Work through the lines below and count those holding "trip"; reply with the number only.

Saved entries
════
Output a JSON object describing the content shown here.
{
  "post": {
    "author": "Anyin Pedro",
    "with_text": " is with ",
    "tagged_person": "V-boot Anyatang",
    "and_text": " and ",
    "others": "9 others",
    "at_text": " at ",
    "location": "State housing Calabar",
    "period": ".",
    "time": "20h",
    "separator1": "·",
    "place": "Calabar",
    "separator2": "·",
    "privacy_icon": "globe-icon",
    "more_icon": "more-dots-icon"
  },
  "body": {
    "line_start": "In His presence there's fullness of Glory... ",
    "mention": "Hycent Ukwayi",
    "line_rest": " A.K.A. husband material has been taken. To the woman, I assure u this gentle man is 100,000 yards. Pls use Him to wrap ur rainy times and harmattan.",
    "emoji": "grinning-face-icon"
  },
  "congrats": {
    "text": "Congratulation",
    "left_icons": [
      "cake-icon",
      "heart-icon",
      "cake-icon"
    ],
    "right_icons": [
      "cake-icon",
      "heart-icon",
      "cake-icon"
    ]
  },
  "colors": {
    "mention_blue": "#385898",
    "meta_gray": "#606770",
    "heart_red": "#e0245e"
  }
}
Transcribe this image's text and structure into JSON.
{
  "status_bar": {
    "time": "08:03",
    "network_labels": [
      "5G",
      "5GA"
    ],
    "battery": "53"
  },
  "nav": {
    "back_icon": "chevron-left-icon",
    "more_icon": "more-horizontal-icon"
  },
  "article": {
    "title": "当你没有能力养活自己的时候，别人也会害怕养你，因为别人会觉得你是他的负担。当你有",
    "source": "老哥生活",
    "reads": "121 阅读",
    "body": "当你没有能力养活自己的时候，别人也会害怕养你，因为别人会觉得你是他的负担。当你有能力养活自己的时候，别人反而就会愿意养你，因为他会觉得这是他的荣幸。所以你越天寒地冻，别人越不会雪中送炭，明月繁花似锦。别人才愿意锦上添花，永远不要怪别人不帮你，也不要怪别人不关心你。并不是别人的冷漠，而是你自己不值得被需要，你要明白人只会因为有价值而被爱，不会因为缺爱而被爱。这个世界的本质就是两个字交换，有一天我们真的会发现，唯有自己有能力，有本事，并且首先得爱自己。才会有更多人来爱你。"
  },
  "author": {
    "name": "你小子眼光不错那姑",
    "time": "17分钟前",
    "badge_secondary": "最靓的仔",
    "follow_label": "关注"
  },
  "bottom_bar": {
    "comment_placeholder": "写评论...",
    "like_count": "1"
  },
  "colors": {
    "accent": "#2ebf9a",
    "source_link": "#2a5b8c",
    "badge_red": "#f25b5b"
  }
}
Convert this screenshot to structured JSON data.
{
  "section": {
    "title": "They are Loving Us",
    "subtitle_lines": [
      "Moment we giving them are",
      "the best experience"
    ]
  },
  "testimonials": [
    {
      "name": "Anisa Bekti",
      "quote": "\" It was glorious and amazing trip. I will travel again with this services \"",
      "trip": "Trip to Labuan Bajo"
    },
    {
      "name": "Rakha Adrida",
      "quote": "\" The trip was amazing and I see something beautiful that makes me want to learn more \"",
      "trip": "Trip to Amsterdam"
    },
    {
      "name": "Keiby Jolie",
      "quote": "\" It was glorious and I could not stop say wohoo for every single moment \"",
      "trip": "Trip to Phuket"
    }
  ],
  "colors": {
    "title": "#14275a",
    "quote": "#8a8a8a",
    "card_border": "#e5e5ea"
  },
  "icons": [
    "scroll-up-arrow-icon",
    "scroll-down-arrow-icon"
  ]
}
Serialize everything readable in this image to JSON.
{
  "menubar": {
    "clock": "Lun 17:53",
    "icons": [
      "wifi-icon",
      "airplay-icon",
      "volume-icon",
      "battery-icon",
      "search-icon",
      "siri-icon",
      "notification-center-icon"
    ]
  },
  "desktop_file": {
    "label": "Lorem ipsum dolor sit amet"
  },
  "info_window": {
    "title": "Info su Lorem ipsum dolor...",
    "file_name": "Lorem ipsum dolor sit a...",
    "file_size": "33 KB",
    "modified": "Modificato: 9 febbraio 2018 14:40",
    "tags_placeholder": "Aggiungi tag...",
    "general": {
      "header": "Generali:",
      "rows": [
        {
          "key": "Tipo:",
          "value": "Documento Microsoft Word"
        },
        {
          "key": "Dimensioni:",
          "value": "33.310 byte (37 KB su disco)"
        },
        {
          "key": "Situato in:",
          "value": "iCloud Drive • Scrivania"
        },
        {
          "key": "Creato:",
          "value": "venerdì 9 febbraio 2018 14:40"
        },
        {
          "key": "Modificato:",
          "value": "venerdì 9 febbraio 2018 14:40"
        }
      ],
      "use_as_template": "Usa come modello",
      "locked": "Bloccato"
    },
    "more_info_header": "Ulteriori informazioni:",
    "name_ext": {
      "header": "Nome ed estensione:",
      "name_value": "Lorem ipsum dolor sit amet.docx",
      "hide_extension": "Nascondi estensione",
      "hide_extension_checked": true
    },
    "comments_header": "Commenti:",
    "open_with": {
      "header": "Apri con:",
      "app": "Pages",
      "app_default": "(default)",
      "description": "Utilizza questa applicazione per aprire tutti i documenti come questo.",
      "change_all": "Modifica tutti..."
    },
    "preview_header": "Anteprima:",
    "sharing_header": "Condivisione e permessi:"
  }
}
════
* [ANSWER SECTION]: 5